Sandman previously served as chair of the board of Whitman-Walker Health and as a member of the boards of the Neighborhood Legal Services Program of the District of Columbia, the International Senior Lawyers Project, the NALP Foundation for Law Career Research and Education, Wilkes University, and the University of Pennsylvania Law School. He also has served on the scholarship selection committee of the Minority Corporate Counsel Association.
Sandman was named one of the “90 Greatest Washington Lawyers of the Last 30 Years” by the Legal Times in 2008. The University of Pennsylvania Law School has honored him with its Alumni Award of Merit and its Howard Lesnick Pro Bono Award. He has received numerous awards, including the Wiley A. Branton Award from the Washington Lawyers’ Committee for Civil Legal Rights and Urban Affairs, and the Women’s Bar Association of the District of Columbia’s “Star of the Bar” Award. He was awarded an honorary Doctor of Humane Letters degree by the College of Saint Rose in 2013 and received Villanova University’s Medallion Award in 2014.
Sandman is a summa cum laude graduate of Boston College, where he was elected to Phi Beta Kappa, and received his law degree cum laude from the University of Pennsylvania, where he served as executive editor of the law review and was elected to the Order of the Coif. He began his legal career as a law clerk to the Honorable Max Rosenn of the U.S. Court of Appeals for the Third Circuit.
School of Business
Steven Selfridge SBC’79 is known for building and leading high-performance, multinational teams and uniting parties on a common mission and goals. As a dynamic international executive with more than a 35-year history of establishing and growing a variety of business, he has demonstrated success in increasing profits and market share, having worked across six continents in highly competitive global industries.

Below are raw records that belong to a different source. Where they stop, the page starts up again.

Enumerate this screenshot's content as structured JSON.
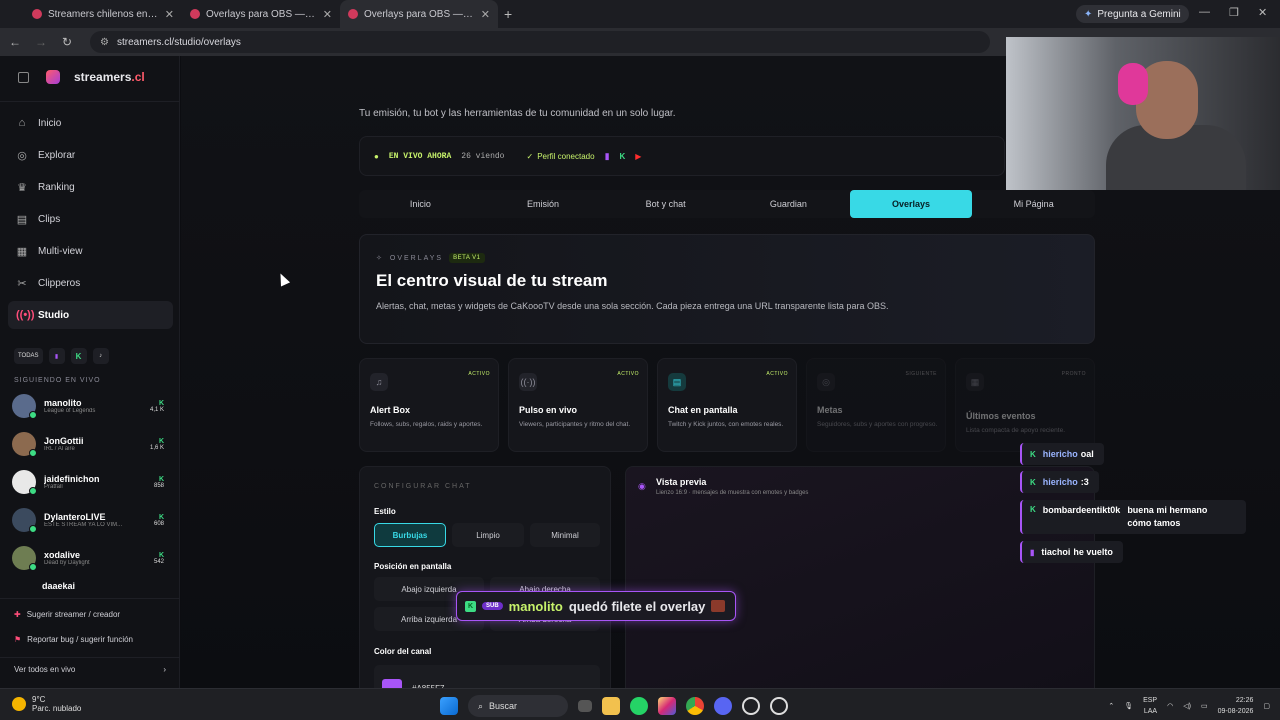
{
  "browser": {
    "tabs": [
      {
        "title": "Streamers chilenos en vivo | Tu"
      },
      {
        "title": "Overlays para OBS — Streamers"
      },
      {
        "title": "Overlays para OBS — Streamers"
      }
    ],
    "url": "streamers.cl/studio/overlays",
    "gemini": "Pregunta a Gemini"
  },
  "sidebar": {
    "brand": "streamers",
    "brand_suffix": ".cl",
    "nav": [
      "Inicio",
      "Explorar",
      "Ranking",
      "Clips",
      "Multi-view",
      "Clipperos",
      "Studio"
    ],
    "filters": [
      "TODAS"
    ],
    "following_heading": "SIGUIENDO EN VIVO",
    "streamers": [
      {
        "name": "manolito",
        "game": "League of Legends",
        "viewers": "4,1 K"
      },
      {
        "name": "JonGottii",
        "game": "IRL / Al aire",
        "viewers": "1,6 K"
      },
      {
        "name": "jaidefinichon",
        "game": "Pratfall",
        "viewers": "858"
      },
      {
        "name": "DylanteroLIVE",
        "game": "ESTE STREAM YA LO VIM...",
        "viewers": "608"
      },
      {
        "name": "xodalive",
        "game": "Dead by Daylight",
        "viewers": "542"
      },
      {
        "name": "daaekai",
        "game": "",
        "viewers": ""
      }
    ],
    "footer": [
      "Sugerir streamer / creador",
      "Reportar bug / sugerir función",
      "Ver todos en vivo"
    ]
  },
  "main": {
    "subtitle": "Tu emisión, tu bot y las herramientas de tu comunidad en un solo lugar.",
    "live_label": "EN VIVO AHORA",
    "viewers": "26 viendo",
    "profile": "Perfil conectado",
    "tabs": [
      "Inicio",
      "Emisión",
      "Bot y chat",
      "Guardian",
      "Overlays",
      "Mi Página"
    ],
    "hero": {
      "kicker": "OVERLAYS",
      "beta": "BETA V1",
      "title": "El centro visual de tu stream",
      "desc": "Alertas, chat, metas y widgets de CaKoooTV desde una sola sección. Cada pieza entrega una URL transparente lista para OBS."
    },
    "cards": [
      {
        "title": "Alert Box",
        "desc": "Follows, subs, regalos, raids y aportes.",
        "badge": "ACTIVO"
      },
      {
        "title": "Pulso en vivo",
        "desc": "Viewers, participantes y ritmo del chat.",
        "badge": "ACTIVO"
      },
      {
        "title": "Chat en pantalla",
        "desc": "Twitch y Kick juntos, con emotes reales.",
        "badge": "ACTIVO"
      },
      {
        "title": "Metas",
        "desc": "Seguidores, subs y aportes con progreso.",
        "badge": "SIGUIENTE"
      },
      {
        "title": "Últimos eventos",
        "desc": "Lista compacta de apoyo reciente.",
        "badge": "PRONTO"
      }
    ],
    "config": {
      "heading": "CONFIGURAR CHAT",
      "style_label": "Estilo",
      "styles": [
        "Burbujas",
        "Limpio",
        "Minimal"
      ],
      "position_label": "Posición en pantalla",
      "positions": [
        "Abajo izquierda",
        "Abajo derecha",
        "Arriba izquierda",
        "Arriba derecha"
      ],
      "color_label": "Color del canal",
      "color": "#A855F7"
    },
    "preview": {
      "title": "Vista previa",
      "desc": "Lienzo 16:9 · mensajes de muestra con emotes y badges",
      "toast_user": "manolito",
      "toast_msg": "quedó filete el overlay",
      "toast_badge": "SUB"
    }
  },
  "chat_overlay": [
    {
      "user": "hiericho",
      "msg": "oal",
      "platform": "K"
    },
    {
      "user": "hiericho",
      "msg": ":3",
      "platform": "K"
    },
    {
      "user": "bombardeentikt0k",
      "msg": "buena mi hermano cómo tamos",
      "platform": "K"
    },
    {
      "user": "tiachoi",
      "msg": "he vuelto",
      "platform": "twitch"
    }
  ],
  "taskbar": {
    "temp": "9°C",
    "weather": "Parc. nublado",
    "search": "Buscar",
    "lang": "ESP",
    "lang2": "LAA",
    "time": "22:26",
    "date": "09-08-2026"
  }
}
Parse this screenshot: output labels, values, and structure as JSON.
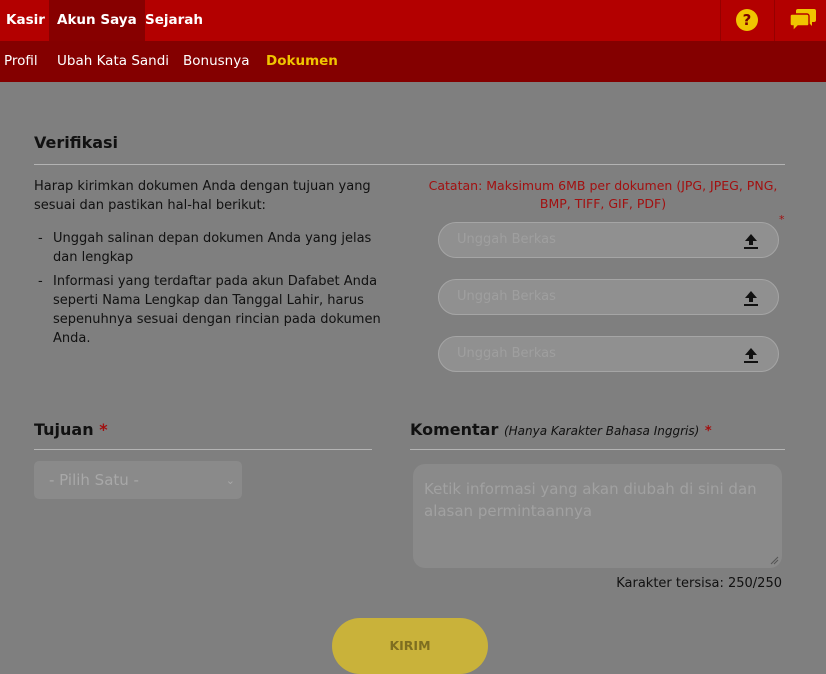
{
  "top_tabs": [
    "Kasir",
    "Akun Saya",
    "Sejarah"
  ],
  "help_icon_glyph": "?",
  "sub_tabs": [
    "Profil",
    "Ubah Kata Sandi",
    "Bonusnya",
    "Dokumen"
  ],
  "verification": {
    "title": "Verifikasi",
    "intro": "Harap kirimkan dokumen Anda dengan tujuan yang sesuai dan pastikan hal-hal berikut:",
    "bullets": [
      "Unggah salinan depan dokumen Anda yang jelas dan lengkap",
      "Informasi yang terdaftar pada akun Dafabet Anda seperti Nama Lengkap dan Tanggal Lahir, harus sepenuhnya sesuai dengan rincian pada dokumen Anda."
    ],
    "note": "Catatan: Maksimum 6MB per dokumen (JPG, JPEG, PNG, BMP, TIFF, GIF, PDF)",
    "required_mark": "*",
    "upload_placeholder": "Unggah Berkas"
  },
  "purpose": {
    "title": "Tujuan",
    "required_mark": "*",
    "select_value": "- Pilih Satu -"
  },
  "comment": {
    "title": "Komentar",
    "hint": "(Hanya Karakter Bahasa Inggris)",
    "required_mark": "*",
    "placeholder": "Ketik informasi yang akan diubah di sini dan alasan permintaannya",
    "char_count": "Karakter tersisa: 250/250"
  },
  "submit_label": "KIRIM",
  "colors": {
    "header_red": "#b30000",
    "subheader_red": "#840000",
    "active_tab": "#f0c400",
    "note_red": "#a21010",
    "submit_yellow": "#c9b23a"
  },
  "icons": [
    "help-icon",
    "chat-icon",
    "upload-icon",
    "chevron-down-icon",
    "resize-grip-icon"
  ]
}
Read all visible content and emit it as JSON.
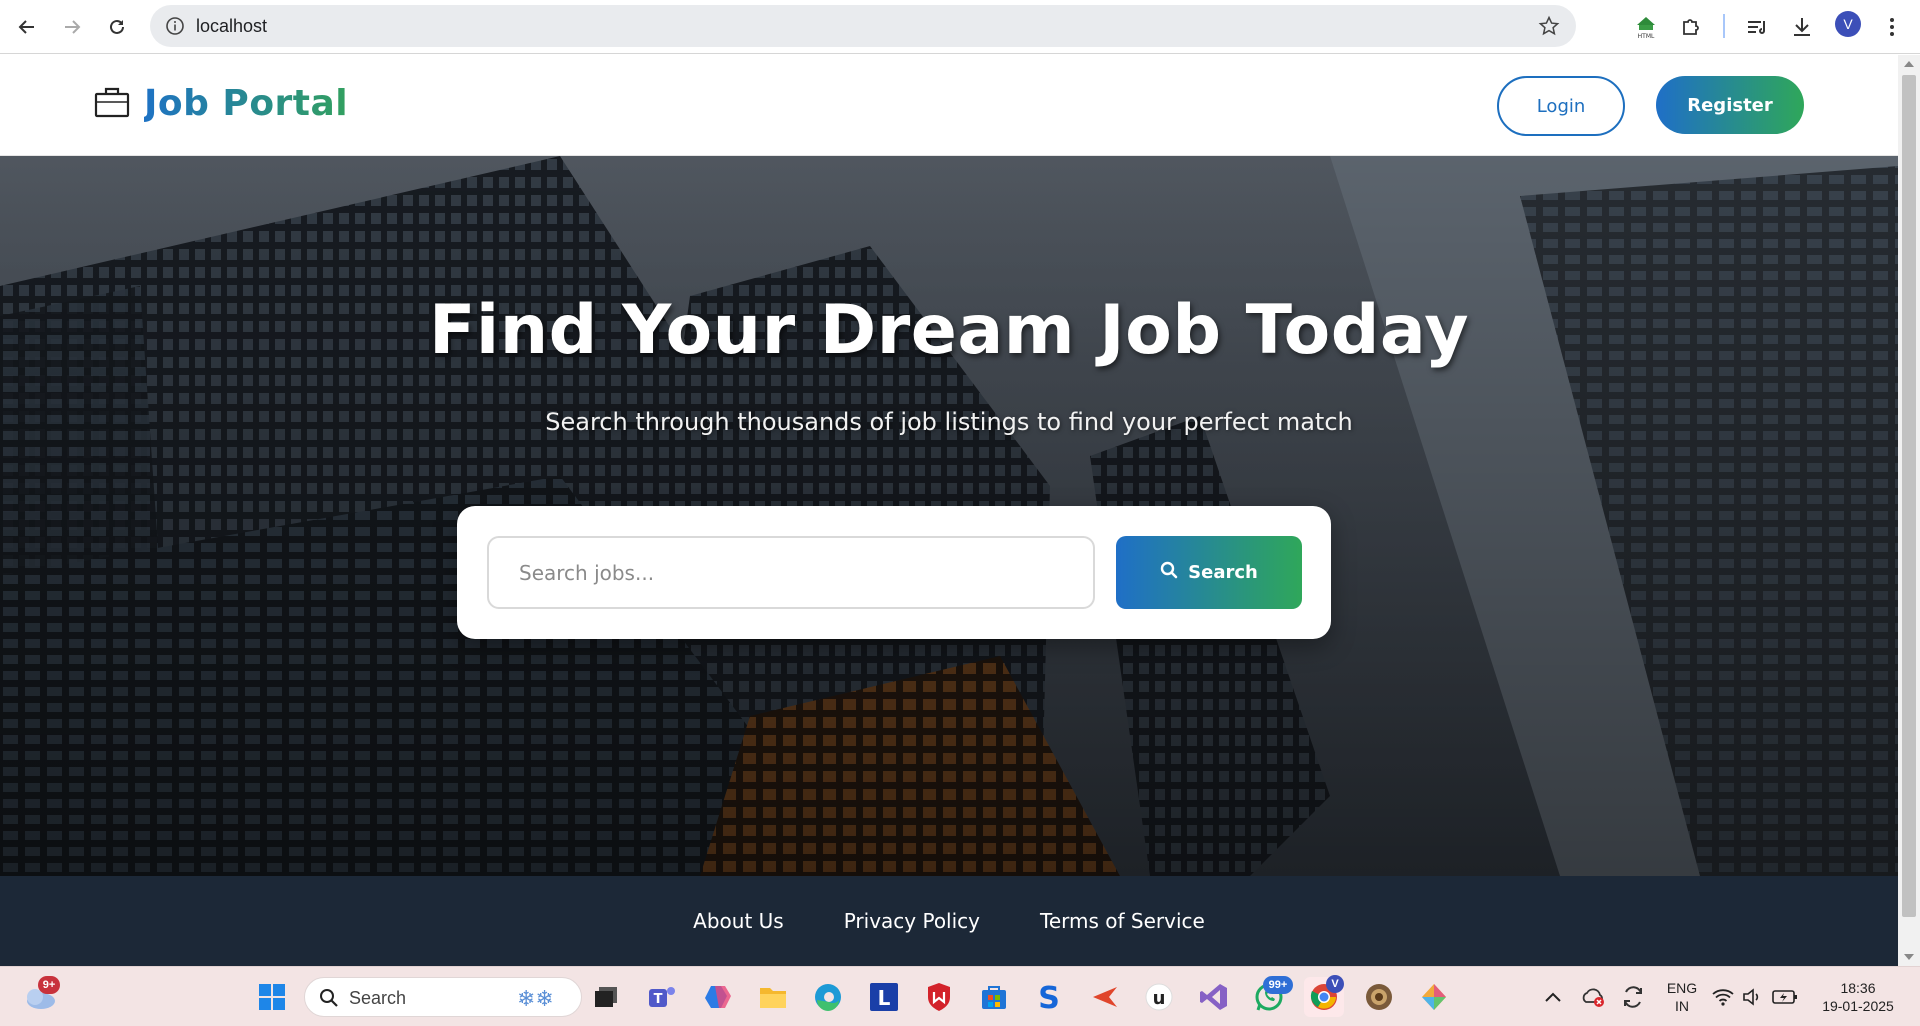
{
  "browser": {
    "url": "localhost",
    "profile_initial": "V"
  },
  "site": {
    "brand": "Job Portal",
    "login_label": "Login",
    "register_label": "Register"
  },
  "hero": {
    "title": "Find Your Dream Job Today",
    "subtitle": "Search through thousands of job listings to find your perfect match",
    "search_placeholder": "Search jobs...",
    "search_button": "Search"
  },
  "footer": {
    "links": [
      "About Us",
      "Privacy Policy",
      "Terms of Service"
    ]
  },
  "taskbar": {
    "weather_badge": "9+",
    "search_label": "Search",
    "whatsapp_badge": "99+",
    "chrome_profile_badge": "V",
    "language_top": "ENG",
    "language_bottom": "IN",
    "time": "18:36",
    "date": "19-01-2025"
  },
  "colors": {
    "brand_gradient_start": "#1e72c4",
    "brand_gradient_end": "#32a05f",
    "footer_bg": "#1c2837"
  }
}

He is currently president of Government Services, a Day & Zimmermann Company, a century-old, family-owned company with 42,000 employees. Government Services is a trusted provider of integrated security and critical infrastructure solutions, carrying out and enabling national security missions globally in support of the U.S. government domestically and abroad. Prior to his current role, he was vice president of corporate development at Day & Zimmermann.
Selfridge began his career as a C.P.A. at KPMG, and then moved on to provide C.F.O. leadership to an architectural and engineering firm in Delaware, which was ultimately sold to publicly held Tetra Tech. As C.O.O., Selfridge helped retail security provider Checkpoint Systems, Inc. grow from $35 million to $360 million through a number of public financings and acquisitions. As C.E.O. of logistics software company Acsis Inc., Selfridge grew the company sixfold before selling it.
He was born in Woodbury, New Jersey, and attended Woodbury High School. In 1979, he graduated from the Rutgers School of Business–Camden, where he serves on the Leadership Council. He resides in Gloucester Township with his wife of 37 years and has two children and two grandchildren.
Selfridge is also chair of the foundation board of Lourdes Hospital in Camden. He has won numerous awards, including a two-time “Entrepreneur of the Year” finalist by Ernst & Young, and was honored as an inaugural Rutgers–Camden Finest, one of 50 alumni in honor of Rutgers–Camden’s 50th Anniversary.